For the pastry
1 cup plain flour
½ cup semolina
2 tbsp oil for shortening
Salt to taste
For the filling
1 cup frozen peas
1 small potato, boiled and mashed
1 small onion, finely chopped
1 tsp (or more) finely chopped green chilly
1 tsp garlic and ginger paste
1 tbsp chopped coriander
1 tbsp grated fresh coconut
Dry mango powder (amchur) to taste
1 tsp garam masala
1 tsp cumin-coriander powder
½ tsp haldi powder
1 tbsp chopped cashews
Salt to taste
1 tbsp oil
Oil to fry
Making the pastry
Mix the ingredients for the pastry into a smooth and firm dough. Keep covered for 30 minutes. Just before making it, give it a good knead- I use the age old technique of pounding it with a pestle or rolling pin! Make into equal sized balls and keep aisde.
Making the matar stuffing

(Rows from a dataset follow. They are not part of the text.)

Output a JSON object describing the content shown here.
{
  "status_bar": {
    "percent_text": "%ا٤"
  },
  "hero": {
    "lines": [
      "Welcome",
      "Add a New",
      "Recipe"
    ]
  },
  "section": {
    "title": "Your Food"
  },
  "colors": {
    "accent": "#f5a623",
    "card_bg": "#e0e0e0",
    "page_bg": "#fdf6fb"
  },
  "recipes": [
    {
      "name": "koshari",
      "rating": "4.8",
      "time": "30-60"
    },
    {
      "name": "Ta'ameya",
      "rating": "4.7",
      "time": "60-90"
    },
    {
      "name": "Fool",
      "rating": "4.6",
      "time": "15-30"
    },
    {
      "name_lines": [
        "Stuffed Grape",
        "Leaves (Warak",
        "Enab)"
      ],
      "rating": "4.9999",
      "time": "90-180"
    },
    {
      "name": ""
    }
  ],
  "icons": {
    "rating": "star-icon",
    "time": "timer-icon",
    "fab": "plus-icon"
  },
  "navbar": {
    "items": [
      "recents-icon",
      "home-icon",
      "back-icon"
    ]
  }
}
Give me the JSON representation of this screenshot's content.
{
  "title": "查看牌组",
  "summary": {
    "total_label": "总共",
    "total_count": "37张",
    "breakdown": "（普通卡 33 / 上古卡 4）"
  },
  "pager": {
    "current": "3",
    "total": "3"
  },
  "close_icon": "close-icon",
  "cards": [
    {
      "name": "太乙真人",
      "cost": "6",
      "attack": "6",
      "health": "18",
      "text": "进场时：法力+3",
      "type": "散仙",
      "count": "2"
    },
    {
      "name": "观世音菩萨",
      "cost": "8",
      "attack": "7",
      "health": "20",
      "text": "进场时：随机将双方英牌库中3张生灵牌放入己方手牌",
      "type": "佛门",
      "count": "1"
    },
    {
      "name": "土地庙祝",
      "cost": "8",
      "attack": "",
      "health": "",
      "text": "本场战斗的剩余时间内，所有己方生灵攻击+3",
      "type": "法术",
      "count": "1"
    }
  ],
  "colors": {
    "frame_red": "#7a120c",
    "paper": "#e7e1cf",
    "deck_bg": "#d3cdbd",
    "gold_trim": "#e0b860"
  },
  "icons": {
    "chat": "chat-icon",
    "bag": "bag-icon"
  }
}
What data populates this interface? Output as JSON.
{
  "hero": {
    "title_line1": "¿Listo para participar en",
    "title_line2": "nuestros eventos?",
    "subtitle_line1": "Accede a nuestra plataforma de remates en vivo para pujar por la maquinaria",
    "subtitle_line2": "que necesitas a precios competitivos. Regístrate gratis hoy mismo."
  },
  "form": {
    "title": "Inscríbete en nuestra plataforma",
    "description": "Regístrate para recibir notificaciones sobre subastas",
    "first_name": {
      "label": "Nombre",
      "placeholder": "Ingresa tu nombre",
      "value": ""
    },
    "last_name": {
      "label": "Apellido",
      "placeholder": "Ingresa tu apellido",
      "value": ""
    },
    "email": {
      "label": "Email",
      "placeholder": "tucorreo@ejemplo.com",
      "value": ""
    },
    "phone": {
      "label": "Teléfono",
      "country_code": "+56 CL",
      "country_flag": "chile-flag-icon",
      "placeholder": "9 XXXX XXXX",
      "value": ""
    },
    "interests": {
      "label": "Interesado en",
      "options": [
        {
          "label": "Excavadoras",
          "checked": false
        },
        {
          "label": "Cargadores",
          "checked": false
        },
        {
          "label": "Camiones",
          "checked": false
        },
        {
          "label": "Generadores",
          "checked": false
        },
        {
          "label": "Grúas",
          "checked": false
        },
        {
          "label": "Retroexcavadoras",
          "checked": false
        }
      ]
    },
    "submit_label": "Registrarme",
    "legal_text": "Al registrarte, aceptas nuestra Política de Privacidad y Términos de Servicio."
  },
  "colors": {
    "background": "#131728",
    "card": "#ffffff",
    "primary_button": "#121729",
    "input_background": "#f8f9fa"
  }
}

Heat oil in pan and add the onion, garlic-ginger paste and chillies and sauté the mixture. Add the haldi powder and the green peas. Mash the peas while sautéing them. Now add all the spices and the coriander. Add the mashed potato and salt to taste and mix well. Remove from the heat and allow to cool.
Making the karanjis
Roll out the balls of dough into pooris and place a tablespoon of the matar mixture on it. Fold the poori to form a gujiya/karanji/calzone shape. Press the sides together and make impressions on the edge with a fork to crimp the sides. Make sure the stuffing sufficiently fills out karanji. Prepare all karanjis and fry them in medium hot oil until golden brown.
Serve with a chutney or sauce. I served it with a green tomato chutney.
My blogger and Facebook friend Suranga Date writes poems inspired by various sights and thoughts she comes across during the course of the day in her blog Strewn Ashes. She often writes delightful and insightful poems in Marathi and English based on my posts (and those of other bloggers)! She has written this lovely poem titled The yin, the yang and the yum based on this recipe! Enjoy!